Prompt.
Output an exact reproduction of the data.

Entries from a dataset of interfaces.

☆ ☆ ☆ ☆ ☆ ☆ ☆

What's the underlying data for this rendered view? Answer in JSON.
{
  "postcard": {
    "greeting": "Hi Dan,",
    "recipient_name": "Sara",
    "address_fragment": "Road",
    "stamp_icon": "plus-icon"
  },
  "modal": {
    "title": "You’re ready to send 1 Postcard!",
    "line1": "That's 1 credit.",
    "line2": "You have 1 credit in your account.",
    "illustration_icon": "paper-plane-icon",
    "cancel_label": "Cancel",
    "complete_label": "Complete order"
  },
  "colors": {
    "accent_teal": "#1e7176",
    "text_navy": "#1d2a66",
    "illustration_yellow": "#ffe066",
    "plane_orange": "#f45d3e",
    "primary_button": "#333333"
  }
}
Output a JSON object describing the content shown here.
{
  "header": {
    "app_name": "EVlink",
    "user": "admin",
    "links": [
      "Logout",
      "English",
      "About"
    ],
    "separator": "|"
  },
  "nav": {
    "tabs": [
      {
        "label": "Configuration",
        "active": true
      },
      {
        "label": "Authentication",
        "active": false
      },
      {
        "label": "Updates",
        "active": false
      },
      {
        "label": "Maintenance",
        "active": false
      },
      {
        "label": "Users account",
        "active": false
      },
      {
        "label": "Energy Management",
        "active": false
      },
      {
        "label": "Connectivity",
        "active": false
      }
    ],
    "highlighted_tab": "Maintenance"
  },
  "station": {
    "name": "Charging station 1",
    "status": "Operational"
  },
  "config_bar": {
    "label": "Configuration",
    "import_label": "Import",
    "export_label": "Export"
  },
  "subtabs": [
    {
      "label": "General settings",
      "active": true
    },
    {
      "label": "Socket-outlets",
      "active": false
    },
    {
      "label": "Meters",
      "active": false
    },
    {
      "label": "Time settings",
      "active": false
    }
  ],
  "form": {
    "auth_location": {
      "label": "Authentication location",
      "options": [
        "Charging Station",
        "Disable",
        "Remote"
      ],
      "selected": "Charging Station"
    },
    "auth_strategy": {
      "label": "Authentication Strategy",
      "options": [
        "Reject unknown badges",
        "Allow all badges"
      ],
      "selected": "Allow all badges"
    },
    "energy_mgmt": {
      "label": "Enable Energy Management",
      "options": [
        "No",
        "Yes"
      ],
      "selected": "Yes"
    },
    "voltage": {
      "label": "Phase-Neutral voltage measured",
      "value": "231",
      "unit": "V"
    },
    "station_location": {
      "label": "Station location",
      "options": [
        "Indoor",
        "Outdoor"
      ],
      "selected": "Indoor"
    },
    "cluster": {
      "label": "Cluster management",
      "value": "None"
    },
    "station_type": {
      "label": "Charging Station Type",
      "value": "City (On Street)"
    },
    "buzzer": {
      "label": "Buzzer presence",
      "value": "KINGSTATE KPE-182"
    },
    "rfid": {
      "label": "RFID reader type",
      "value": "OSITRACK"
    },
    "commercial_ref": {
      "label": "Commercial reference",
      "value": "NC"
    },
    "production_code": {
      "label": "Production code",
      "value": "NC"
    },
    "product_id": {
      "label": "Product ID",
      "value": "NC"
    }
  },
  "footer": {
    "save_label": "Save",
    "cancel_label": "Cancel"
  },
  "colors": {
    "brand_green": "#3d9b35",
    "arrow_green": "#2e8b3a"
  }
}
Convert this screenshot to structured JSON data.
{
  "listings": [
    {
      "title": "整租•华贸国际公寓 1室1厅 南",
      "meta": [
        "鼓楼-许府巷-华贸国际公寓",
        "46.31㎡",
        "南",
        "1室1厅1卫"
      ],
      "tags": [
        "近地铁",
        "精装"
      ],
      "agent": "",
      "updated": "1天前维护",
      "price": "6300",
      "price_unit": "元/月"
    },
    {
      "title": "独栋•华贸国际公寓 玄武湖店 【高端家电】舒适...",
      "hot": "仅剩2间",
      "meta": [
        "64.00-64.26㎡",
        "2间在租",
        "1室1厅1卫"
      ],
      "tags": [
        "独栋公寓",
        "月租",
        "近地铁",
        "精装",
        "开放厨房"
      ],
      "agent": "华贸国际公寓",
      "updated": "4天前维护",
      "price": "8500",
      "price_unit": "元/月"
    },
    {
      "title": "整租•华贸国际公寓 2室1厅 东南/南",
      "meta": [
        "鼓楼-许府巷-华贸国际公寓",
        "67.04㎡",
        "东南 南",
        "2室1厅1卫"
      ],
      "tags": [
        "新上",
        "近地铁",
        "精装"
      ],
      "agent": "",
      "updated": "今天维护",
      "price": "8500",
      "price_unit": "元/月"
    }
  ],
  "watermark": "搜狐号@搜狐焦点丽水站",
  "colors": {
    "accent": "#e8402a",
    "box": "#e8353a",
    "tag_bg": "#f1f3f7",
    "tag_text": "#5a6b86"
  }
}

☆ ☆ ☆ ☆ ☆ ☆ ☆

Written reply.
What's the underlying data for this rendered view? Answer in JSON.
{
  "postcard": {
    "greeting": "Hi Dan,",
    "recipient_name": "Sara",
    "address_fragment": "Road",
    "stamp_icon": "plus-icon"
  },
  "modal": {
    "title": "You’re ready to send 1 Postcard!",
    "line1": "That's 1 credit.",
    "line2": "You have 1 credit in your account.",
    "illustration_icon": "paper-plane-icon",
    "cancel_label": "Cancel",
    "complete_label": "Complete order"
  },
  "colors": {
    "accent_teal": "#1e7176",
    "text_navy": "#1d2a66",
    "illustration_yellow": "#ffe066",
    "plane_orange": "#f45d3e",
    "primary_button": "#333333"
  }
}
Output a JSON object describing the content shown here.
{
  "header": {
    "app_name": "EVlink",
    "user": "admin",
    "links": [
      "Logout",
      "English",
      "About"
    ],
    "separator": "|"
  },
  "nav": {
    "tabs": [
      {
        "label": "Configuration",
        "active": true
      },
      {
        "label": "Authentication",
        "active": false
      },
      {
        "label": "Updates",
        "active": false
      },
      {
        "label": "Maintenance",
        "active": false
      },
      {
        "label": "Users account",
        "active": false
      },
      {
        "label": "Energy Management",
        "active": false
      },
      {
        "label": "Connectivity",
        "active": false
      }
    ],
    "highlighted_tab": "Maintenance"
  },
  "station": {
    "name": "Charging station 1",
    "status": "Operational"
  },
  "config_bar": {
    "label": "Configuration",
    "import_label": "Import",
    "export_label": "Export"
  },
  "subtabs": [
    {
      "label": "General settings",
      "active": true
    },
    {
      "label": "Socket-outlets",
      "active": false
    },
    {
      "label": "Meters",
      "active": false
    },
    {
      "label": "Time settings",
      "active": false
    }
  ],
  "form": {
    "auth_location": {
      "label": "Authentication location",
      "options": [
        "Charging Station",
        "Disable",
        "Remote"
      ],
      "selected": "Charging Station"
    },
    "auth_strategy": {
      "label": "Authentication Strategy",
      "options": [
        "Reject unknown badges",
        "Allow all badges"
      ],
      "selected": "Allow all badges"
    },
    "energy_mgmt": {
      "label": "Enable Energy Management",
      "options": [
        "No",
        "Yes"
      ],
      "selected": "Yes"
    },
    "voltage": {
      "label": "Phase-Neutral voltage measured",
      "value": "231",
      "unit": "V"
    },
    "station_location": {
      "label": "Station location",
      "options": [
        "Indoor",
        "Outdoor"
      ],
      "selected": "Indoor"
    },
    "cluster": {
      "label": "Cluster management",
      "value": "None"
    },
    "station_type": {
      "label": "Charging Station Type",
      "value": "City (On Street)"
    },
    "buzzer": {
      "label": "Buzzer presence",
      "value": "KINGSTATE KPE-182"
    },
    "rfid": {
      "label": "RFID reader type",
      "value": "OSITRACK"
    },
    "commercial_ref": {
      "label": "Commercial reference",
      "value": "NC"
    },
    "production_code": {
      "label": "Production code",
      "value": "NC"
    },
    "product_id": {
      "label": "Product ID",
      "value": "NC"
    }
  },
  "footer": {
    "save_label": "Save",
    "cancel_label": "Cancel"
  },
  "colors": {
    "brand_green": "#3d9b35",
    "arrow_green": "#2e8b3a"
  }
}
Convert this screenshot to structured JSON data.
{
  "listings": [
    {
      "title": "整租•华贸国际公寓 1室1厅 南",
      "meta": [
        "鼓楼-许府巷-华贸国际公寓",
        "46.31㎡",
        "南",
        "1室1厅1卫"
      ],
      "tags": [
        "近地铁",
        "精装"
      ],
      "agent": "",
      "updated": "1天前维护",
      "price": "6300",
      "price_unit": "元/月"
    },
    {
      "title": "独栋•华贸国际公寓 玄武湖店 【高端家电】舒适...",
      "hot": "仅剩2间",
      "meta": [
        "64.00-64.26㎡",
        "2间在租",
        "1室1厅1卫"
      ],
      "tags": [
        "独栋公寓",
        "月租",
        "近地铁",
        "精装",
        "开放厨房"
      ],
      "agent": "华贸国际公寓",
      "updated": "4天前维护",
      "price": "8500",
      "price_unit": "元/月"
    },
    {
      "title": "整租•华贸国际公寓 2室1厅 东南/南",
      "meta": [
        "鼓楼-许府巷-华贸国际公寓",
        "67.04㎡",
        "东南 南",
        "2室1厅1卫"
      ],
      "tags": [
        "新上",
        "近地铁",
        "精装"
      ],
      "agent": "",
      "updated": "今天维护",
      "price": "8500",
      "price_unit": "元/月"
    }
  ],
  "watermark": "搜狐号@搜狐焦点丽水站",
  "colors": {
    "accent": "#e8402a",
    "box": "#e8353a",
    "tag_bg": "#f1f3f7",
    "tag_text": "#5a6b86"
  }
}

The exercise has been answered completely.